BENCH warrants have been issued for the arrest of five sets of Rathkeale parents who failed to turn up at Newcastle West court last week where they were being prosecuted for failing to send their children to school.
The five sets of parents were all members of the Travelling community, the court was told, and they faced prosecution by Tusla, the Child and Family Agency, along with two others sets of parents who appeared in court.
Giving evidence in the case of one 14-year-old girl, Stuart Moloney, an inspector with Tusla, said she had been absent for 106 out of 142 days in the current school year, adding that the home-schooling form requested by the parents was never returned. The family travels around Ireland he said and wanted to keep the family unit together.
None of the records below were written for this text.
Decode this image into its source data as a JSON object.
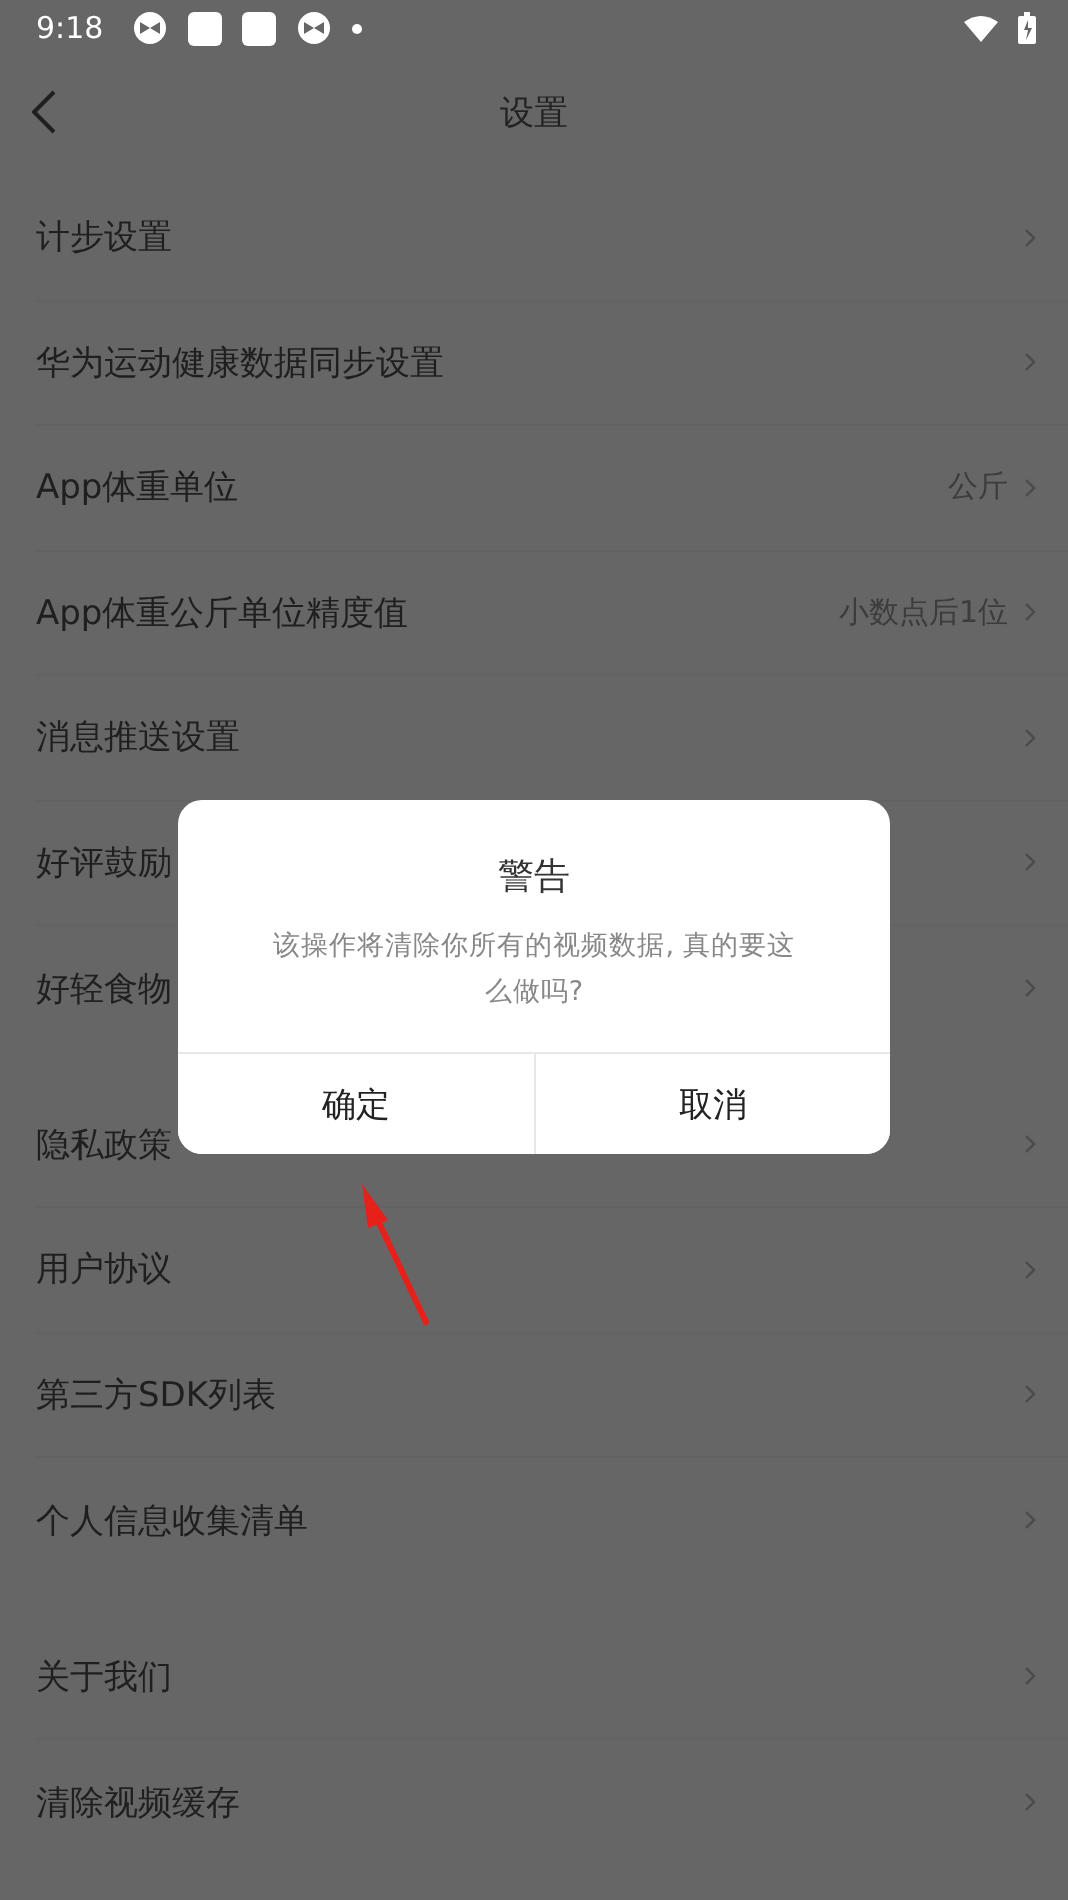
{
  "status_bar": {
    "time": "9:18"
  },
  "nav": {
    "title": "设置"
  },
  "groups": [
    {
      "items": [
        {
          "label": "计步设置"
        },
        {
          "label": "华为运动健康数据同步设置"
        },
        {
          "label": "App体重单位",
          "value": "公斤"
        },
        {
          "label": "App体重公斤单位精度值",
          "value": "小数点后1位"
        },
        {
          "label": "消息推送设置"
        },
        {
          "label": "好评鼓励"
        },
        {
          "label": "好轻食物"
        }
      ]
    },
    {
      "items": [
        {
          "label": "隐私政策"
        },
        {
          "label": "用户协议"
        },
        {
          "label": "第三方SDK列表"
        },
        {
          "label": "个人信息收集清单"
        }
      ]
    },
    {
      "items": [
        {
          "label": "关于我们"
        },
        {
          "label": "清除视频缓存"
        }
      ]
    }
  ],
  "dialog": {
    "title": "警告",
    "message": "该操作将清除你所有的视频数据, 真的要这么做吗?",
    "buttons": [
      "确定",
      "取消"
    ]
  }
}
In another case where the parents did not appear in court, their 12-year-old daughter had missed 108 days out of 142 and the service was “completely unaware of where this child is”, the court was told. One to one support was being made available to children at the Rathkeale school at taxpayers expense but the parents were discounting this and ignoring it, Judge Mary Larking remarked, and at a time when parents were “clamouring” for SNAs.
A 12-year-old boy attending the national school had clocked up 100% absenteeism since the summons had issued in March, Mr Moloney told the court. And in the months before that, he had attended on just one of 29 days. “His mother says he won’t go to school for her,” Mr Moloney said, adding that there didn’t appear to be any sanctions imposed on the child as a result. When he had visited the home during school hours, the boy was watching TV. A bench warrant was issued.
A bench warrant was also issued against the parents of a 13 year old girl who had clocked up 90 absences out of 142 school days. The family was not, at present, in Rathkeale, Mr Moloney said.
Another 14 year old girl was absent for 95 days out of 142, the court heard. At one stage, she had been living with her adult sister in Rathkeale while her parents were away. “She is a super student according to the school, very interes in home economics, ICT and art,” prosecuting solicitor for Tusla Mr O’Donovan told the judge who issued a bench warrant against the parents.
In another case, where the parents were in court, Mr Moloney explained that a boy aged 13 years and nine months was attending the local secondary school but in the current school year had been missing for 98 days out of a possible 142.
He didn’t return to school after Easter, Mr Moloney explained, and the explanation given was the family was attending a wedding. The boy had asthma and thirteen medical certs had been handed in to the school. Arrangements for one to one support had been made for him but he had made very little progress at school because of his very poor attendance, the court heard.
Adjourning the case to September, Judge Mary Larkin said: “It is extremely serious. The education and welfare of a child is at risk if they are not getting schooling.”
And she reminded the court that care orders had been made in other cases where children weren’t attending school. “There is no reason they won’t consider it in this case as well,” she said.
In another case, where the parents were present, the court heard that their 13-year-old girl was in first year but hadn’t attended school during December due to weddings.
There were 76 school days unaccounted for out of 142 and only 10 to 20 of these were covered by medical certs for the girl’s recurring ear infections.
Solicitor Enda O’Connor said the girl’s parents were “very anxious” she would complete her education but Judge Larkin saidl “I tried the earache trick quite a lot with my own parents.” But while she was hopeful there would be improvement, she warned that if the parents were going to continue relying on medical certs, she would want the doctor brought to court to give evidence and his diary examined. “I don’t want medical certs rolled out,” she said.
All the cases return to court in September.